Nevada Sewage Plant Near Lake Mead Sees Massive Overflow

Posted on: June 7, 2023, 08:24h. 

Last updated on: June 7, 2023, 10:19h.

An equipment failure at a water treatment plant last week was the apparent cause of a sewage spill near Las Vegas. The incident caused more than 863K gallons of wastewater to overflow, with some spilling into a creek that flows into Lake Mead, according to news reports.

Contaminated water after a spill at a sewage treatment plant
Contaminated water after a spill at a sewage treatment plant near Nevada’s Lake Mead, pictured above. Crews were able to clean up about a third of the wastewater. (Image: Clark County Water Reclamation District)

As of Monday, it was estimated that a total of 863,625 gallons of sewage spilled at the Whitney Lift Station plant on Thursday.

Approximately 281,500 gallons were recovered by using specialized vacuums. But more than 57K gallons of the wastewater flowed into the nearby Duck Creek that flows into Lake Mead, according to Las Vegas TV station KVVU. It’s unclear how much made its way into Lake Mead, a major reservoir that supplies Las Vegas with 90% of its water.

Officials Claim No Impact

Local officials told KVVU “There was no impact to public health or the environment from this spill.”

Even though the spill took place on Thursday, workers with specialized gear didn’t show up at the site until Saturday, according to KVVU.

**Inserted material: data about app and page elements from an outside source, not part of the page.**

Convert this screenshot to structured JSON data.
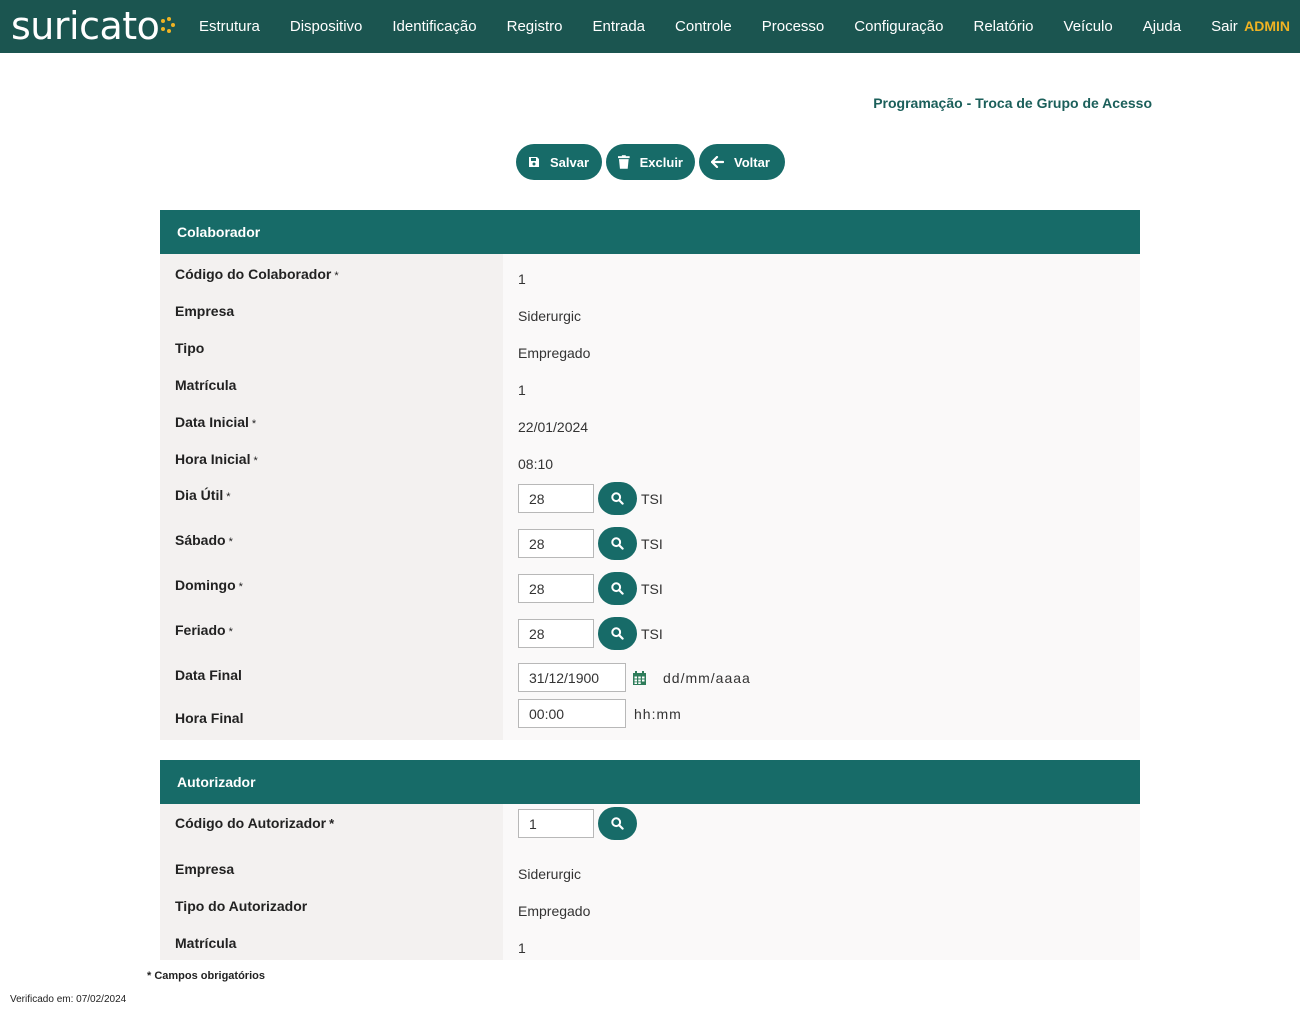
{
  "app": {
    "logo_text": "suricato",
    "user": "ADMIN",
    "nav": [
      "Estrutura",
      "Dispositivo",
      "Identificação",
      "Registro",
      "Entrada",
      "Controle",
      "Processo",
      "Configuração",
      "Relatório",
      "Veículo",
      "Ajuda",
      "Sair"
    ]
  },
  "page": {
    "title": "Programação - Troca de Grupo de Acesso"
  },
  "actions": {
    "save_label": "Salvar",
    "delete_label": "Excluir",
    "back_label": "Voltar"
  },
  "colaborador": {
    "header": "Colaborador",
    "codigo": {
      "label": "Código do Colaborador",
      "required": "*",
      "value": "1"
    },
    "empresa": {
      "label": "Empresa",
      "value": "Siderurgic"
    },
    "tipo": {
      "label": "Tipo",
      "value": "Empregado"
    },
    "matricula": {
      "label": "Matrícula",
      "value": "1"
    },
    "data_inicial": {
      "label": "Data Inicial",
      "required": "*",
      "value": "22/01/2024"
    },
    "hora_inicial": {
      "label": "Hora Inicial",
      "required": "*",
      "value": "08:10"
    },
    "dia_util": {
      "label": "Dia Útil",
      "required": "*",
      "value": "28",
      "suffix": "TSI"
    },
    "sabado": {
      "label": "Sábado",
      "required": "*",
      "value": "28",
      "suffix": "TSI"
    },
    "domingo": {
      "label": "Domingo",
      "required": "*",
      "value": "28",
      "suffix": "TSI"
    },
    "feriado": {
      "label": "Feriado",
      "required": "*",
      "value": "28",
      "suffix": "TSI"
    },
    "data_final": {
      "label": "Data Final",
      "value": "31/12/1900",
      "hint": "dd/mm/aaaa"
    },
    "hora_final": {
      "label": "Hora Final",
      "value": "00:00",
      "hint": "hh:mm"
    }
  },
  "autorizador": {
    "header": "Autorizador",
    "codigo": {
      "label": "Código do Autorizador",
      "required": "*",
      "value": "1"
    },
    "empresa": {
      "label": "Empresa",
      "value": "Siderurgic"
    },
    "tipo": {
      "label": "Tipo do Autorizador",
      "value": "Empregado"
    },
    "matricula": {
      "label": "Matrícula",
      "value": "1"
    }
  },
  "footer": {
    "required_note": "* Campos obrigatórios",
    "verified": "Verificado em: 07/02/2024"
  },
  "colors": {
    "nav_bg": "#1b5550",
    "accent": "#176b68",
    "admin": "#f0b323",
    "title": "#1b5f5a"
  },
  "icons": {
    "save": "floppy-disk-icon",
    "delete": "trash-icon",
    "back": "arrow-left-icon",
    "search": "search-icon",
    "calendar": "calendar-icon"
  }
}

It appears the overflow was detected when staff at Whitney, Nev.’s Sam Boyd Stadium reported to the Clark County Water Reclamation District there was a back-up “due to our lift station and sewer overflowing out of a manhole,” according to Las Vegas TV station KTNV.

Crews used specialized equipment, including Vactor trucks (which are equipped with vacuums), a backhoe, and a loader to clean up the debris and the spill, according to KVVU. Workers continued to clear up overflow-stained dirt at or near the treatment plant on Tuesday, according to Las Vegas TV station KLAS.

The district blamed the spill on a “sewer overflowing out of manhole due to failure at lift station rock catcher and prohibiting flows to enter [a] wet well in [the] lift station.” Further explanation was not provided immediately by local officials.

The station is located in the southeast Las Vegas Valley. It is one of 24 in Clark County operated by the district.

Earlier Plant Failure

The same treatment plant saw a failure in 2020, reportedly from a corroded pipe. That led to a 500K gallon sewage spill, KLAS reported.

It is unknown if the Nevada Department of Environmental Protection fined the reclamation district for the 2020 spill.

In 2021, the district revealed in a report that “The Whitney Lift Station has experienced frequent outages due to equipment failures and line blockages putting the 22-year-old facility at high risk of sanitary sewer overflows.”

The lift station, which was built in 2000, is to undergo renovations. The facility pumps about 4 million gallons of water daily, KVVU reported.

In response to the recent spill, US Rep. Dina Titus (D-Nev.) issued a tweet on Tuesday warning, “We must ensure that Southern Nevadans have access to water quality as well as quantity.”